It is known that high salt intake is injurious to health, especially for those with cardiovascular problems but new studies have shown that more sodium affects kidney directly.
New research found that an average intake of 4.7 grams a day is enough to increase the risk of damaging kidney to the extent of needing dialysis, while average is about 2g a day.
"As dietary modification is a low-cost, simple intervention, it offers the potential to significantly reduce the burden from chronic kidney disease, while also protecting from cardiovascular disease," said Andrew Smyth from the National University of Ireland, Galway. The study second the findings of another study on Chinese recently.
The second study was conducted on 544,635 participants in 120 Chinese villages over a period of 18 months with high and low salt intakel levels. It has substantiated the previous finding that reducing salt intake reduces albuminuria, or excess protein in the urine leading to kidney dysfunction.
The study on Chinese villagers was led by Meg Jardine from the George Institute for International Health in Australia and her colleagues has shown that those who went for reduced sodium intake had a 33% decrease in the likelihood of having albuminuria compared with those without the reduction in salt intake.

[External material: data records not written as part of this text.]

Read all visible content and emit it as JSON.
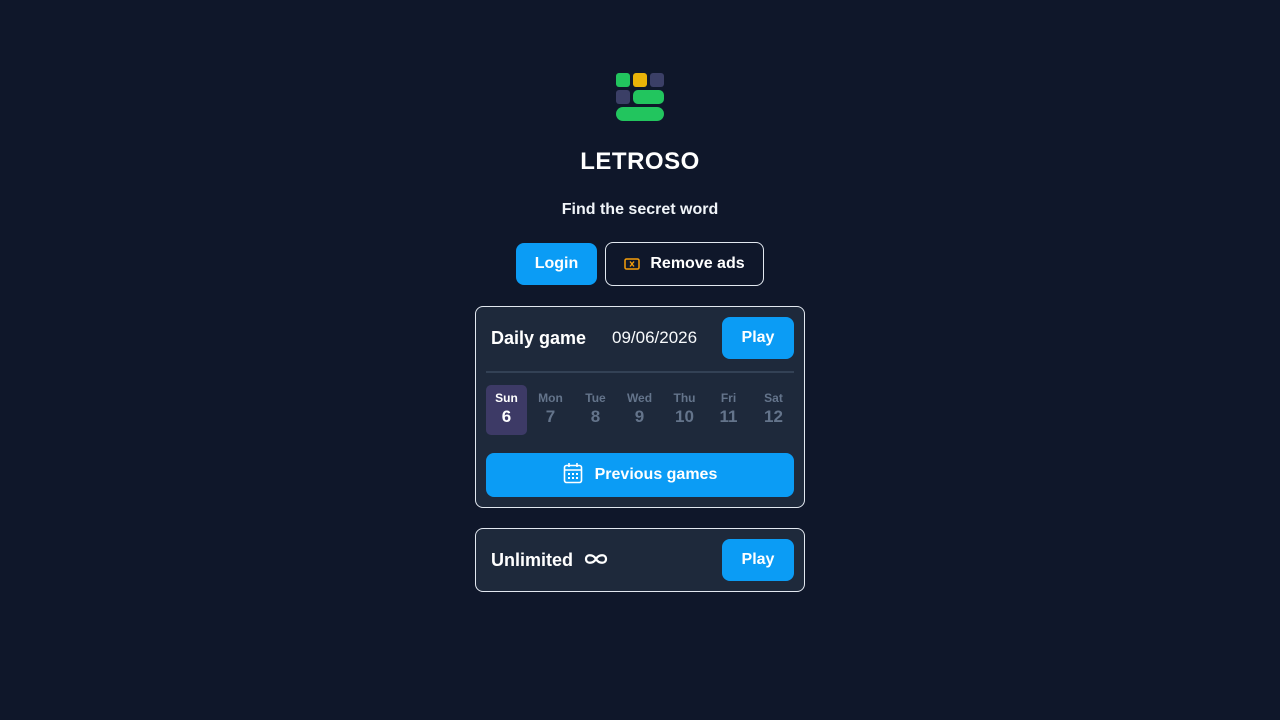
{
  "app": {
    "title": "LETROSO",
    "subtitle": "Find the secret word",
    "logo_colors": {
      "green": "#22c55e",
      "yellow": "#eab308",
      "slate": "#334155"
    }
  },
  "header": {
    "login_label": "Login",
    "remove_ads_label": "Remove ads",
    "remove_ads_icon": "ticket-icon"
  },
  "daily": {
    "title": "Daily game",
    "date": "09/06/2026",
    "play_label": "Play",
    "days": [
      {
        "name": "Sun",
        "num": "6",
        "active": true
      },
      {
        "name": "Mon",
        "num": "7",
        "active": false
      },
      {
        "name": "Tue",
        "num": "8",
        "active": false
      },
      {
        "name": "Wed",
        "num": "9",
        "active": false
      },
      {
        "name": "Thu",
        "num": "10",
        "active": false
      },
      {
        "name": "Fri",
        "num": "11",
        "active": false
      },
      {
        "name": "Sat",
        "num": "12",
        "active": false
      }
    ],
    "previous_label": "Previous games",
    "previous_icon": "calendar-icon"
  },
  "unlimited": {
    "title": "Unlimited",
    "title_icon": "infinity-icon",
    "play_label": "Play"
  },
  "colors": {
    "background": "#0f172a",
    "card": "#1e293b",
    "accent": "#0b9cf5",
    "active_day": "#3d3a66",
    "ticket": "#f59e0b"
  }
}
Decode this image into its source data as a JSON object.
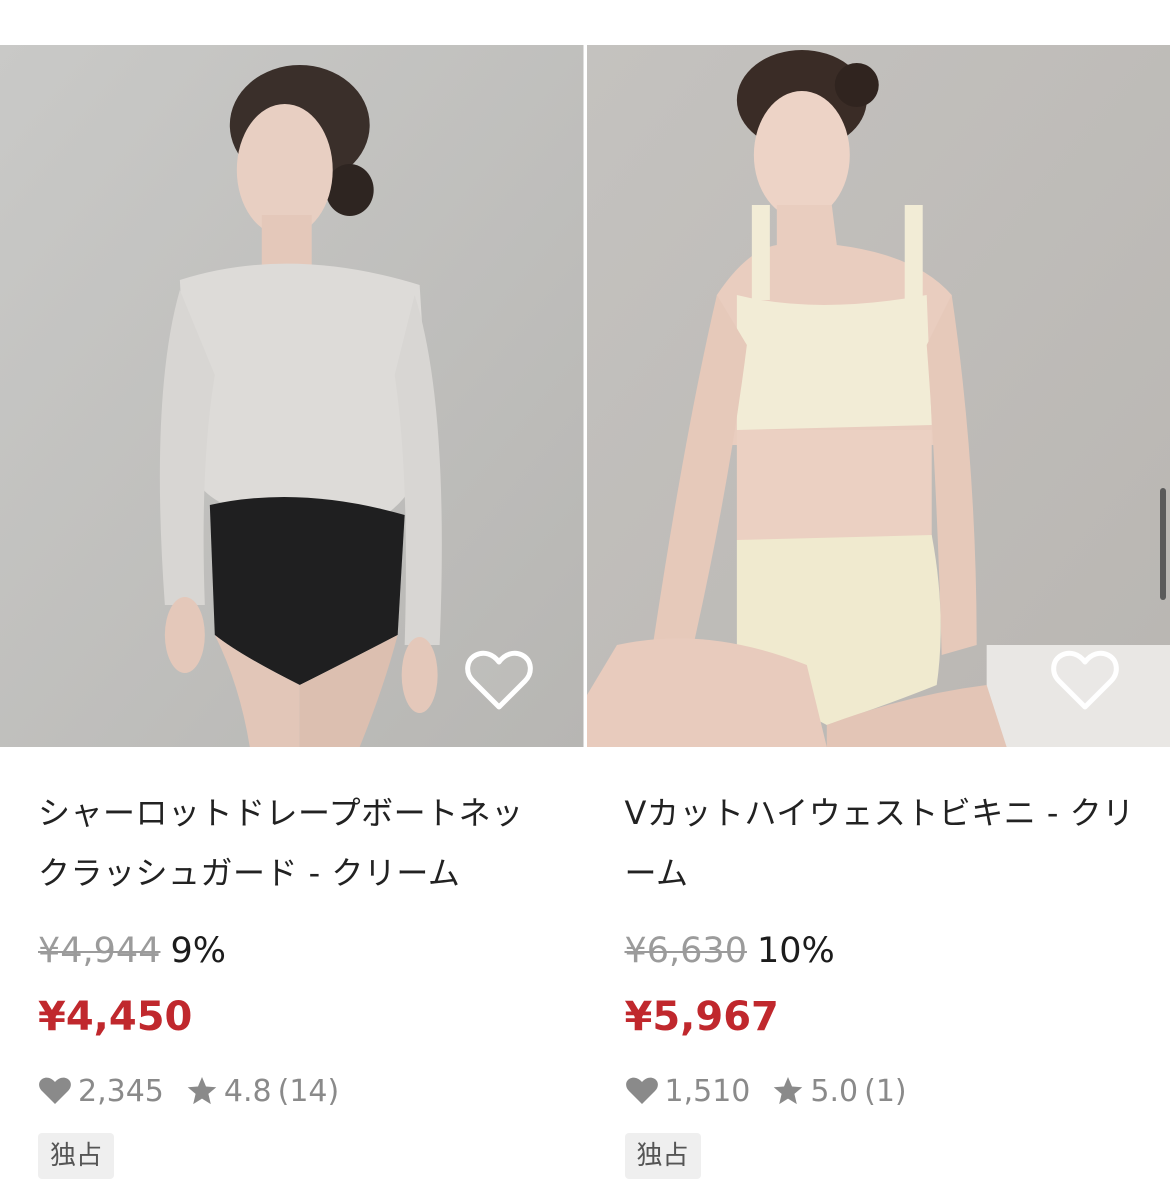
{
  "products": [
    {
      "title": "シャーロットドレープボートネックラッシュガード - クリーム",
      "original_price": "¥4,944",
      "discount": "9%",
      "sale_price": "¥4,450",
      "likes": "2,345",
      "rating": "4.8",
      "reviews": "(14)",
      "badge": "独占"
    },
    {
      "title": "Vカットハイウェストビキニ - クリーム",
      "original_price": "¥6,630",
      "discount": "10%",
      "sale_price": "¥5,967",
      "likes": "1,510",
      "rating": "5.0",
      "reviews": "(1)",
      "badge": "独占"
    }
  ],
  "colors": {
    "sale_price": "#c0282d",
    "original_price": "#9b9b9b",
    "badge_bg": "#efefef"
  },
  "icons": {
    "favorite": "heart-outline-icon",
    "likes": "heart-icon",
    "rating": "star-icon"
  }
}
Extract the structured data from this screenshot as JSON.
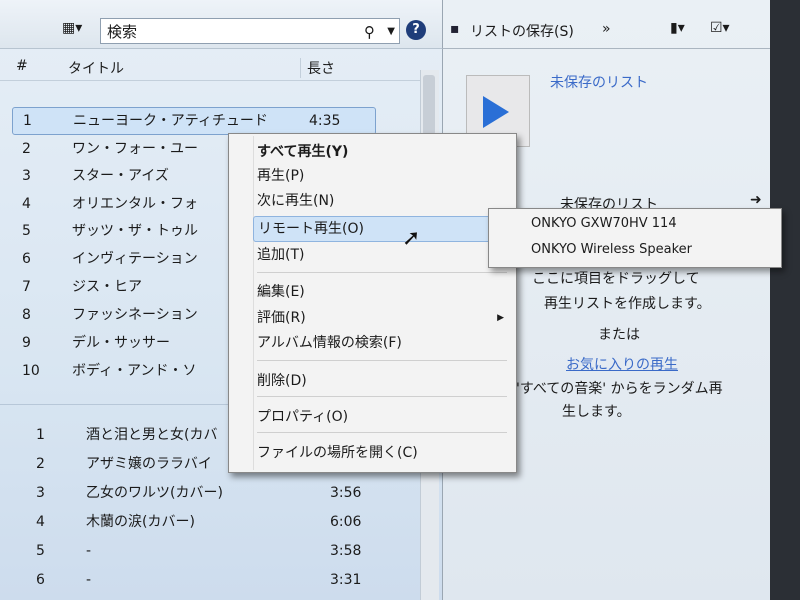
{
  "toolbar": {
    "search_placeholder": "検索",
    "save_list": "リストの保存(S)",
    "more": "»"
  },
  "columns": {
    "num": "#",
    "title": "タイトル",
    "length": "長さ"
  },
  "album1": [
    {
      "n": "1",
      "t": "ニューヨーク・アティチュード",
      "l": "4:35"
    },
    {
      "n": "2",
      "t": "ワン・フォー・ユー",
      "l": ""
    },
    {
      "n": "3",
      "t": "スター・アイズ",
      "l": ""
    },
    {
      "n": "4",
      "t": "オリエンタル・フォ",
      "l": ""
    },
    {
      "n": "5",
      "t": "ザッツ・ザ・トゥル",
      "l": ""
    },
    {
      "n": "6",
      "t": "インヴィテーション",
      "l": ""
    },
    {
      "n": "7",
      "t": "ジス・ヒア",
      "l": ""
    },
    {
      "n": "8",
      "t": "ファッシネーション",
      "l": ""
    },
    {
      "n": "9",
      "t": "デル・サッサー",
      "l": ""
    },
    {
      "n": "10",
      "t": "ボディ・アンド・ソ",
      "l": ""
    }
  ],
  "album2": [
    {
      "n": "1",
      "t": "酒と泪と男と女(カバ",
      "l": ""
    },
    {
      "n": "2",
      "t": "アザミ嬢のララバイ",
      "l": ""
    },
    {
      "n": "3",
      "t": "乙女のワルツ(カバー)",
      "l": "3:56"
    },
    {
      "n": "4",
      "t": "木蘭の涙(カバー)",
      "l": "6:06"
    },
    {
      "n": "5",
      "t": "-",
      "l": "3:58"
    },
    {
      "n": "6",
      "t": "-",
      "l": "3:31"
    }
  ],
  "menu": {
    "play_all": "すべて再生(Y)",
    "play": "再生(P)",
    "play_next": "次に再生(N)",
    "remote_play": "リモート再生(O)",
    "add": "追加(T)",
    "edit": "編集(E)",
    "rate": "評価(R)",
    "find_album": "アルバム情報の検索(F)",
    "delete": "削除(D)",
    "properties": "プロパティ(O)",
    "open_location": "ファイルの場所を開く(C)"
  },
  "submenu": [
    "ONKYO GXW70HV 114",
    "ONKYO Wireless Speaker"
  ],
  "right": {
    "unsaved": "未保存のリスト",
    "unsaved2": "未保存のリスト",
    "drag1": "ここに項目をドラッグして",
    "drag2": "再生リストを作成します。",
    "or": "または",
    "fav": "お気に入りの再生",
    "random1": "'すべての音楽' からをランダム再",
    "random2": "生します。"
  }
}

All these findings were made during the presentation of papers at the American Society of Nephrology’s Kidney Week conducted from Nov 11 to 16 in Philadelphia, Pennsylvania.[tags, salt, sodium, intake, harmful, kidney, albuminuria,